The Best Foods and Drinks
When following a cancer diet, the focus is primarily on whole foods. These foods tend to contain high nutrients, which our body needs to fight or prevent cancer. In contrast, we want to limit foods that cause increased inflammation. So, without further delay, here are a few foods and drinks you’ll want to include in your diet.
1. Whole Grains
While you’ll want to stay away from refined grains (like white flour), whole grains offer plenty of nutrition, including fiber, antioxidants, vitamin E, selenium, and fatty acids; this can help improve lung health and function. Antioxidants further protect the lungs from damage caused by free radicals, which can lower your risk of cancer.
2. Fruits and Vegetables
For optimal cancer nutrition, this is probably a no-brainer. For fruits, berries, like blueberries and strawberries, offer a great option due to their high antioxidant content. The pigment found in many berries, called anthocyanin, is thought even to reduce age-related lung decline.
Leafy greens are another great option here since the carotenoids in these veggies also act as antioxidants and boost the body’s defense. Other good choices include tomatoes, pears, and broccoli.
3. High-Fiber Foods
This deserves a spot on this list in its own right. While many vegetables and fruits have high fiber, other foods, like beans, chai seeds, and quinoa, also contain plenty of fiber. Research indicates that lung function is better in those that follow a higher-fiber diet compared to those that eat less fiber.
Coffee lovers, rejoice! That morning cup o’ joe might be doing your lungs tons of good. There’s a correlation between lung health and coffee drinking! It’s thought the mechanism behind this is due to coffee’s powerful anti-inflammatory properties.
5. Green Tea
This is one powerful drink! Packed with antioxidants, green tea can help take your health to the next level and reduce your cancer risk. Have this as your second coffee of the day, and it’ll work wonders on your health.
At the end of the day, staying away from highly processed foods and focusing on a whole-food diet goes a long way in improving general health and reducing your cancer risk. It’s further important to note that what you do also matters! For instance, smoking is a huge risk factor when it comes to developing lung cancer later on. If you’re an avid smoker, it’s in your best interest to quit as soon as possible.
Additionally, making half your plate veggies at every meal can boost your nutritional intake and ensure your body gets what it needs to function well and fight off illness.
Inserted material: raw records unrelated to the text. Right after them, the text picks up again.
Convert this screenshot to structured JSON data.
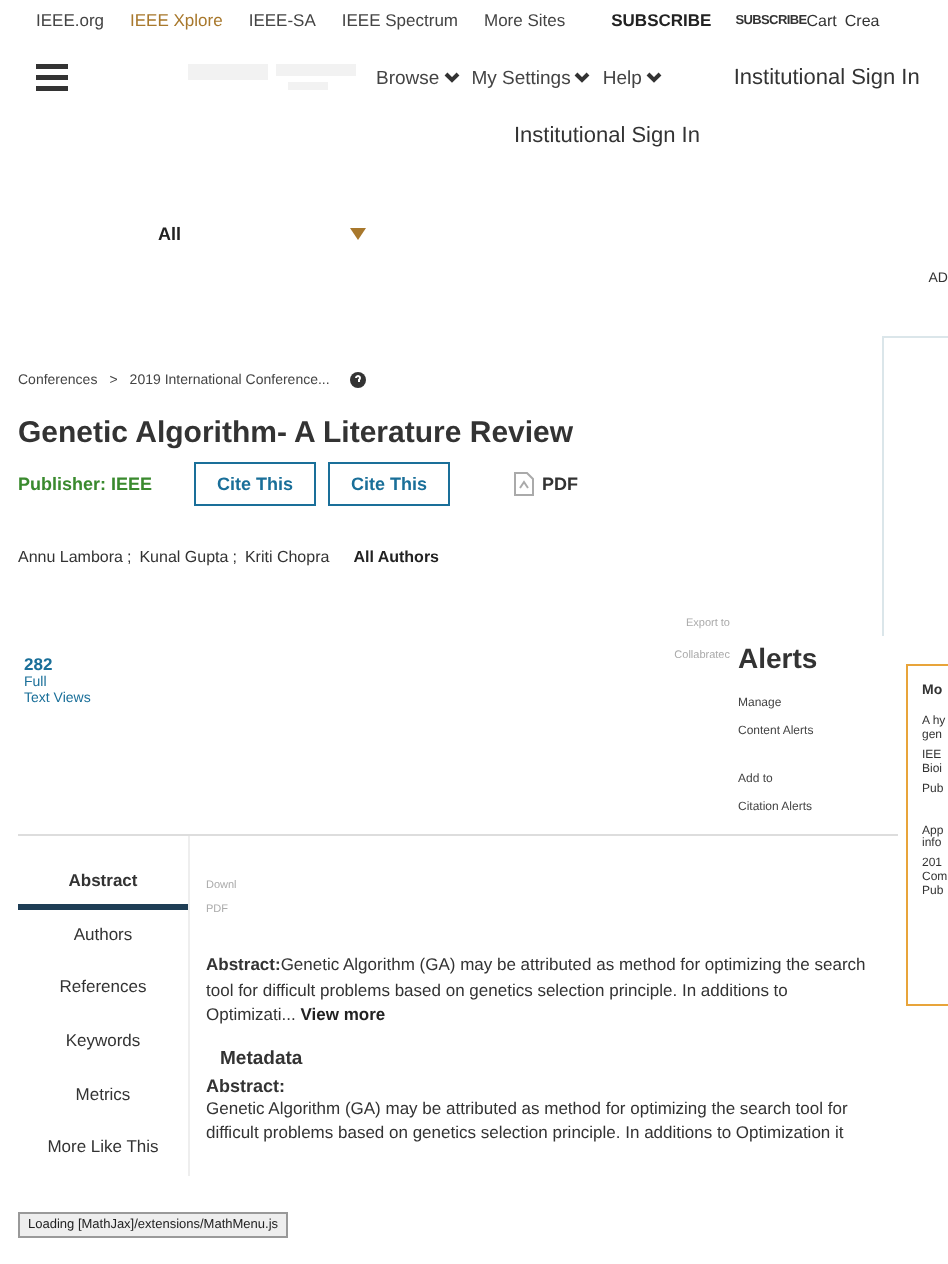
{
  "top_links": [
    {
      "label": "IEEE.org",
      "selected": false
    },
    {
      "label": "IEEE Xplore",
      "selected": true
    },
    {
      "label": "IEEE-SA",
      "selected": false
    },
    {
      "label": "IEEE Spectrum",
      "selected": false
    },
    {
      "label": "More Sites",
      "selected": false
    }
  ],
  "subscribe": "SUBSCRIBE",
  "top_right": [
    "SUBSCRIBE",
    "Cart",
    "Crea"
  ],
  "nav_menus": [
    "Browse",
    "My Settings",
    "Help"
  ],
  "sign_in": "Institutional Sign In",
  "sign_in_second": "Institutional Sign In",
  "search_scope": "All",
  "ad_label": "AD",
  "breadcrumbs": [
    "Conferences",
    "2019 International Conference..."
  ],
  "breadcrumb_separator": ">",
  "title": "Genetic Algorithm- A Literature Review",
  "publisher": "Publisher:  IEEE",
  "cite_buttons": [
    "Cite This",
    "Cite This"
  ],
  "pdf": "PDF",
  "authors": [
    "Annu Lambora",
    "Kunal Gupta",
    "Kriti Chopra"
  ],
  "author_separator": ";",
  "all_authors": "All Authors",
  "views": {
    "count": "282",
    "label_1": "Full",
    "label_2": "Text Views"
  },
  "export": [
    "Export to",
    "Collabratec"
  ],
  "alerts": {
    "title": "Alerts",
    "items": [
      "Manage",
      "Content Alerts",
      "Add to",
      "Citation Alerts"
    ]
  },
  "side_card": {
    "title": "Mo",
    "lines": [
      "A hy",
      "gen",
      "IEE",
      "Bioi",
      "Pub",
      "App",
      "info",
      "201",
      "Com",
      "Pub"
    ]
  },
  "tabs": [
    {
      "label": "Abstract",
      "selected": true
    },
    {
      "label": "Authors",
      "selected": false
    },
    {
      "label": "References",
      "selected": false
    },
    {
      "label": "Keywords",
      "selected": false
    },
    {
      "label": "Metrics",
      "selected": false
    },
    {
      "label": "More Like This",
      "selected": false
    }
  ],
  "download": [
    "Downl",
    "PDF"
  ],
  "abstract_teaser": "**Abstract:**Genetic Algorithm (GA) may be attributed as method for optimizing the search tool for difficult problems based on genetics selection principle. In additions to Optimizati...",
  "view_more": "View more",
  "metadata_heading": "Metadata",
  "abstract_heading": "Abstract:",
  "abstract_body": "Genetic Algorithm (GA) may be attributed as method for optimizing the search tool for difficult problems based on genetics selection principle. In additions to Optimization it",
  "loading": "Loading [MathJax]/extensions/MathMenu.js"
}
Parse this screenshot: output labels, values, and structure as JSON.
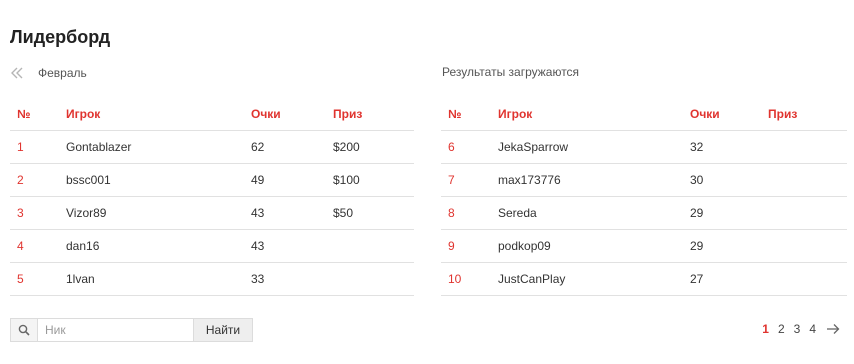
{
  "leaderboard": {
    "title": "Лидерборд",
    "month": "Февраль",
    "status": "Результаты загружаются",
    "columns": {
      "rank": "№",
      "player": "Игрок",
      "points": "Очки",
      "prize": "Приз"
    },
    "left_rows": [
      {
        "rank": "1",
        "player": "Gontablazer",
        "points": "62",
        "prize": "$200"
      },
      {
        "rank": "2",
        "player": "bssc001",
        "points": "49",
        "prize": "$100"
      },
      {
        "rank": "3",
        "player": "Vizor89",
        "points": "43",
        "prize": "$50"
      },
      {
        "rank": "4",
        "player": "dan16",
        "points": "43",
        "prize": ""
      },
      {
        "rank": "5",
        "player": "1lvan",
        "points": "33",
        "prize": ""
      }
    ],
    "right_rows": [
      {
        "rank": "6",
        "player": "JekaSparrow",
        "points": "32",
        "prize": ""
      },
      {
        "rank": "7",
        "player": "max173776",
        "points": "30",
        "prize": ""
      },
      {
        "rank": "8",
        "player": "Sereda",
        "points": "29",
        "prize": ""
      },
      {
        "rank": "9",
        "player": "podkop09",
        "points": "29",
        "prize": ""
      },
      {
        "rank": "10",
        "player": "JustCanPlay",
        "points": "27",
        "prize": ""
      }
    ]
  },
  "search": {
    "placeholder": "Ник",
    "button_label": "Найти"
  },
  "pagination": {
    "pages": [
      "1",
      "2",
      "3",
      "4"
    ],
    "current": "1"
  },
  "colors": {
    "accent": "#e0342f",
    "divider": "#e1e1e1",
    "text": "#333333"
  },
  "icons": {
    "prev": "double-chevron-left-icon",
    "search": "search-icon",
    "next": "arrow-right-icon"
  }
}
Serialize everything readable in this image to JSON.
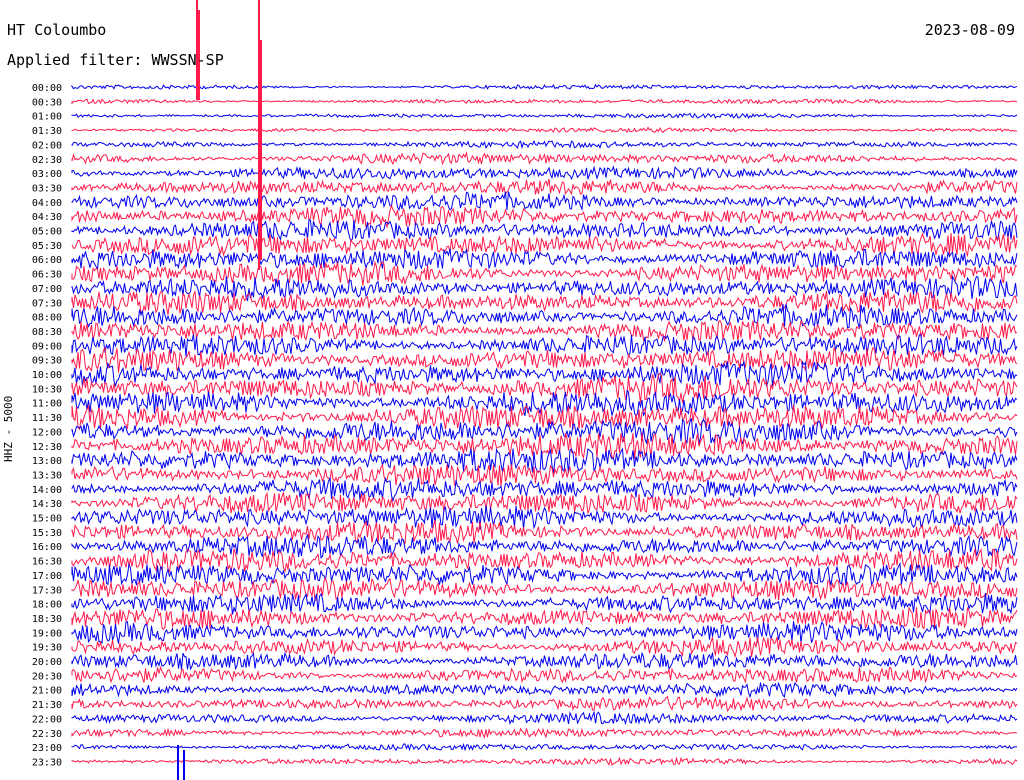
{
  "header": {
    "station": "HT Coloumbo",
    "date": "2023-08-09",
    "filter": "Applied filter: WWSSN-SP"
  },
  "chart_data": {
    "type": "line",
    "title": "HT Coloumbo",
    "ylabel": "HHZ - 5000",
    "row_labels": [
      "00:00",
      "00:30",
      "01:00",
      "01:30",
      "02:00",
      "02:30",
      "03:00",
      "03:30",
      "04:00",
      "04:30",
      "05:00",
      "05:30",
      "06:00",
      "06:30",
      "07:00",
      "07:30",
      "08:00",
      "08:30",
      "09:00",
      "09:30",
      "10:00",
      "10:30",
      "11:00",
      "11:30",
      "12:00",
      "12:30",
      "13:00",
      "13:30",
      "14:00",
      "14:30",
      "15:00",
      "15:30",
      "16:00",
      "16:30",
      "17:00",
      "17:30",
      "18:00",
      "18:30",
      "19:00",
      "19:30",
      "20:00",
      "20:30",
      "21:00",
      "21:30",
      "22:00",
      "22:30",
      "23:00",
      "23:30"
    ],
    "row_amplitude": [
      2,
      2,
      2,
      2,
      3,
      5,
      6,
      7,
      8,
      9,
      9,
      10,
      10,
      10,
      10,
      10,
      10,
      10,
      10,
      11,
      11,
      12,
      12,
      12,
      12,
      12,
      11,
      10,
      10,
      10,
      10,
      10,
      10,
      10,
      10,
      10,
      9,
      9,
      9,
      8,
      8,
      7,
      6,
      6,
      5,
      4,
      3,
      3
    ],
    "series_colors": [
      "#0000ee",
      "#ff1a4b"
    ],
    "events": [
      {
        "time": "00:00",
        "minute": 9,
        "note": "large spike"
      },
      {
        "time": "00:00",
        "minute": 13,
        "note": "large spike"
      },
      {
        "time": "23:30",
        "minute": 8,
        "note": "downward burst"
      }
    ]
  }
}
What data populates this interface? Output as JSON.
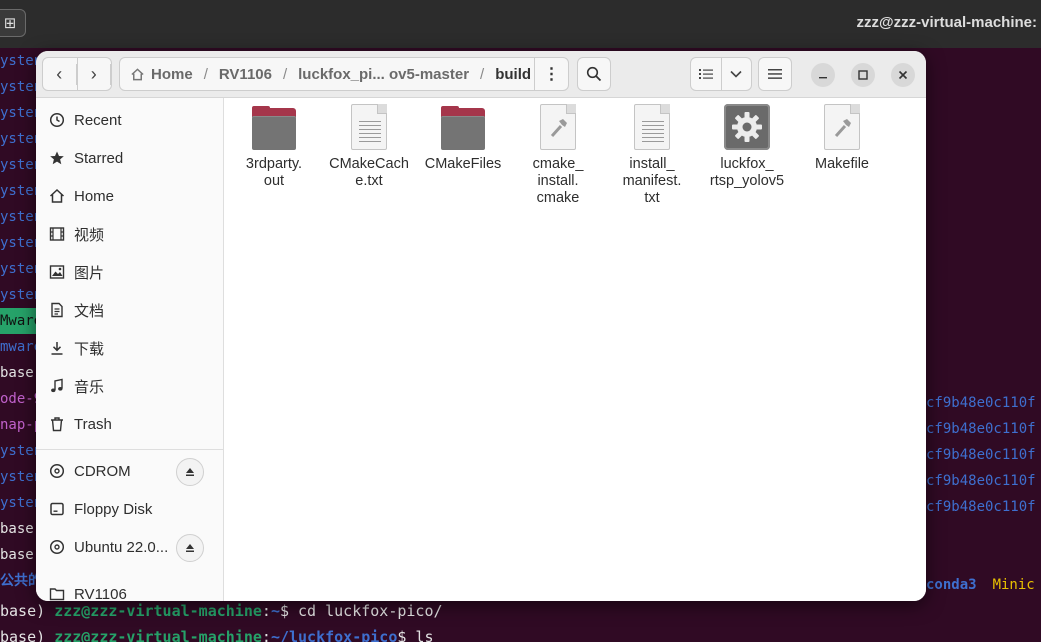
{
  "terminal": {
    "title": "zzz@zzz-virtual-machine:",
    "left_lines": [
      "ysten",
      "ysten",
      "ysten",
      "ysten",
      "ysten",
      "ysten",
      "ysten",
      "ysten",
      "ysten",
      "ysten",
      "Mware",
      "mware",
      "base)",
      "ode-9",
      "nap-p",
      "ysten",
      "ysten",
      "ysten",
      "base)",
      "base)",
      "公共的"
    ],
    "right_lines": [
      "cf9b48e0c110f",
      "cf9b48e0c110f",
      "cf9b48e0c110f",
      "cf9b48e0c110f",
      "cf9b48e0c110f"
    ],
    "right_extra": {
      "a": "conda3",
      "b": "Minic"
    },
    "cmd1": {
      "prefix": "base)",
      "user": "zzz@zzz-virtual-machine",
      "path": "~",
      "cmd": "$ cd luckfox-pico/"
    },
    "cmd2": {
      "prefix": "base)",
      "user": "zzz@zzz-virtual-machine",
      "path": "~/luckfox-pico",
      "cmd": "$ ls"
    }
  },
  "filemanager": {
    "path": {
      "home": "Home",
      "segments": [
        "RV1106",
        "luckfox_pi... ov5-master"
      ],
      "current": "build"
    },
    "sidebar": {
      "items": [
        {
          "label": "Recent",
          "icon": "clock-icon"
        },
        {
          "label": "Starred",
          "icon": "star-icon"
        },
        {
          "label": "Home",
          "icon": "home-icon"
        },
        {
          "label": "视频",
          "icon": "video-icon"
        },
        {
          "label": "图片",
          "icon": "image-icon"
        },
        {
          "label": "文档",
          "icon": "document-icon"
        },
        {
          "label": "下载",
          "icon": "download-icon"
        },
        {
          "label": "音乐",
          "icon": "music-icon"
        },
        {
          "label": "Trash",
          "icon": "trash-icon"
        }
      ],
      "devices": [
        {
          "label": "CDROM",
          "icon": "disc-icon",
          "eject": true
        },
        {
          "label": "Floppy Disk",
          "icon": "drive-icon",
          "eject": false
        },
        {
          "label": "Ubuntu 22.0...",
          "icon": "disc-icon",
          "eject": true
        },
        {
          "label": "RV1106",
          "icon": "folder-icon",
          "eject": false
        }
      ]
    },
    "files": [
      {
        "name": "3rdparty.\nout",
        "type": "folder"
      },
      {
        "name": "CMakeCach\ne.txt",
        "type": "text"
      },
      {
        "name": "CMakeFiles",
        "type": "folder"
      },
      {
        "name": "cmake_\ninstall.\ncmake",
        "type": "script"
      },
      {
        "name": "install_\nmanifest.\ntxt",
        "type": "text"
      },
      {
        "name": "luckfox_\nrtsp_yolov5",
        "type": "executable"
      },
      {
        "name": "Makefile",
        "type": "script"
      }
    ]
  }
}
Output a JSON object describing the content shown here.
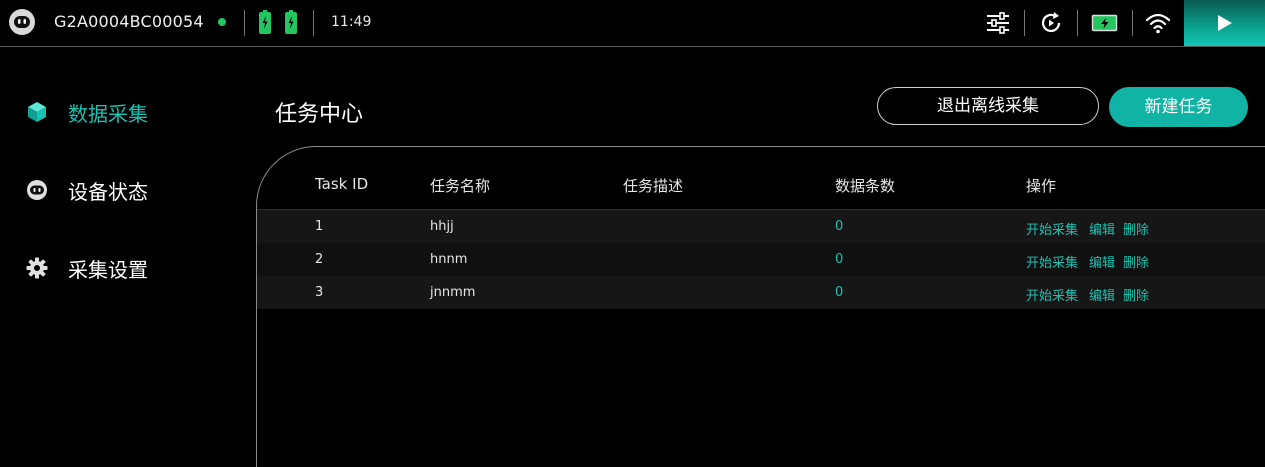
{
  "status_bar": {
    "device_id": "G2A0004BC00054",
    "time": "11:49",
    "colors": {
      "online": "#22c55e",
      "battery": "#22c55e",
      "accent": "#19c2b2"
    }
  },
  "sidebar": {
    "items": [
      {
        "label": "数据采集",
        "icon": "cube-icon",
        "active": true
      },
      {
        "label": "设备状态",
        "icon": "robot-icon",
        "active": false
      },
      {
        "label": "采集设置",
        "icon": "gear-icon",
        "active": false
      }
    ]
  },
  "header": {
    "title": "任务中心",
    "exit_offline_label": "退出离线采集",
    "new_task_label": "新建任务"
  },
  "table": {
    "columns": [
      "Task ID",
      "任务名称",
      "任务描述",
      "数据条数",
      "操作"
    ],
    "rows": [
      {
        "id": "1",
        "name": "hhjj",
        "desc": "",
        "count": "0"
      },
      {
        "id": "2",
        "name": "hnnm",
        "desc": "",
        "count": "0"
      },
      {
        "id": "3",
        "name": "jnnmm",
        "desc": "",
        "count": "0"
      }
    ],
    "actions": {
      "start": "开始采集",
      "edit": "编辑",
      "delete": "删除"
    }
  }
}
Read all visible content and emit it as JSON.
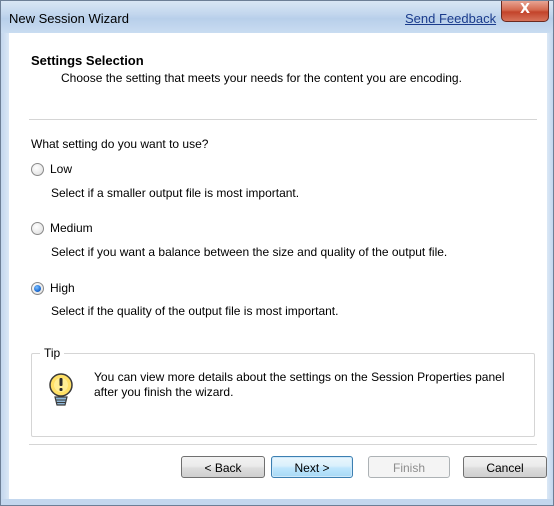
{
  "window": {
    "title": "New Session Wizard",
    "feedback_link": "Send Feedback",
    "close_symbol": "X"
  },
  "header": {
    "title": "Settings Selection",
    "description": "Choose the setting that meets your needs for the content you are encoding."
  },
  "question": "What setting do you want to use?",
  "options": [
    {
      "label": "Low",
      "description": "Select if a smaller output file is most important.",
      "selected": false
    },
    {
      "label": "Medium",
      "description": "Select if you want a balance between the size and quality of the output file.",
      "selected": false
    },
    {
      "label": "High",
      "description": "Select if the quality of the output file is most important.",
      "selected": true
    }
  ],
  "tip": {
    "label": "Tip",
    "icon": "lightbulb-icon",
    "text": "You can view more details about the settings on the Session Properties panel after you finish the wizard."
  },
  "buttons": {
    "back": "< Back",
    "next": "Next >",
    "finish": "Finish",
    "cancel": "Cancel"
  },
  "colors": {
    "link": "#1a3b8c",
    "close_button": "#c3432a",
    "default_button_border": "#3c7fb1"
  }
}
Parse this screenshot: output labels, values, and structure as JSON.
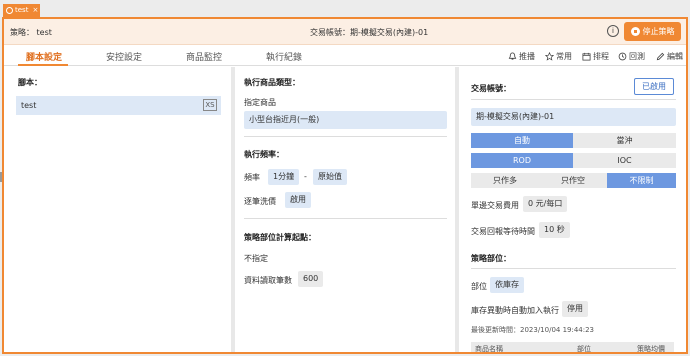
{
  "window_tab": {
    "label": "test"
  },
  "header": {
    "strategy_label": "策略：",
    "strategy_name": "test",
    "account_text": "交易帳號：期-模擬交易(內建)-01",
    "stop_button": "停止策略"
  },
  "tabs": [
    "腳本設定",
    "安控設定",
    "商品監控",
    "執行紀錄"
  ],
  "toolbar": [
    "推播",
    "常用",
    "排程",
    "回測",
    "編輯"
  ],
  "left": {
    "title": "腳本：",
    "script_name": "test",
    "script_icon": "XS"
  },
  "middle": {
    "product_type_title": "執行商品類型：",
    "product_type_label": "指定商品",
    "product_value": "小型台指近月(一般)",
    "frequency_title": "執行頻率：",
    "frequency_label": "頻率",
    "frequency_value": "1分鐘",
    "frequency_dash": "-",
    "frequency_base": "原始值",
    "tick_label": "逐筆洗價",
    "tick_value": "啟用",
    "position_title": "策略部位計算起點：",
    "position_value": "不指定",
    "bars_label": "資料讀取筆數",
    "bars_value": "600"
  },
  "right": {
    "account_title": "交易帳號：",
    "enabled_button": "已啟用",
    "account_value": "期-模擬交易(內建)-01",
    "mode_options": [
      "自動",
      "當沖"
    ],
    "mode_selected": "自動",
    "order_type_options": [
      "ROD",
      "IOC"
    ],
    "order_type_selected": "ROD",
    "direction_options": [
      "只作多",
      "只作空",
      "不限制"
    ],
    "direction_selected": "不限制",
    "fee_label": "單邊交易費用",
    "fee_value": "0 元/每口",
    "wait_label": "交易回報等待時間",
    "wait_value": "10 秒",
    "position_title": "策略部位：",
    "position_label": "部位",
    "position_value": "依庫存",
    "auto_join_label": "庫存異動時自動加入執行",
    "auto_join_value": "停用",
    "last_update": "最後更新時間：2023/10/04 19:44:23",
    "table_headers": [
      "商品名稱",
      "部位",
      "策略均價"
    ]
  },
  "colors": {
    "accent": "#f08833",
    "selected_blue": "#6d98e0",
    "field_blue": "#dde8f6"
  }
}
It can also help to focus on “including” more healthy foods as opposed to “excluding” foods; this takes the emphasis off of avoidance and onto what you can do, helping you feel more in control.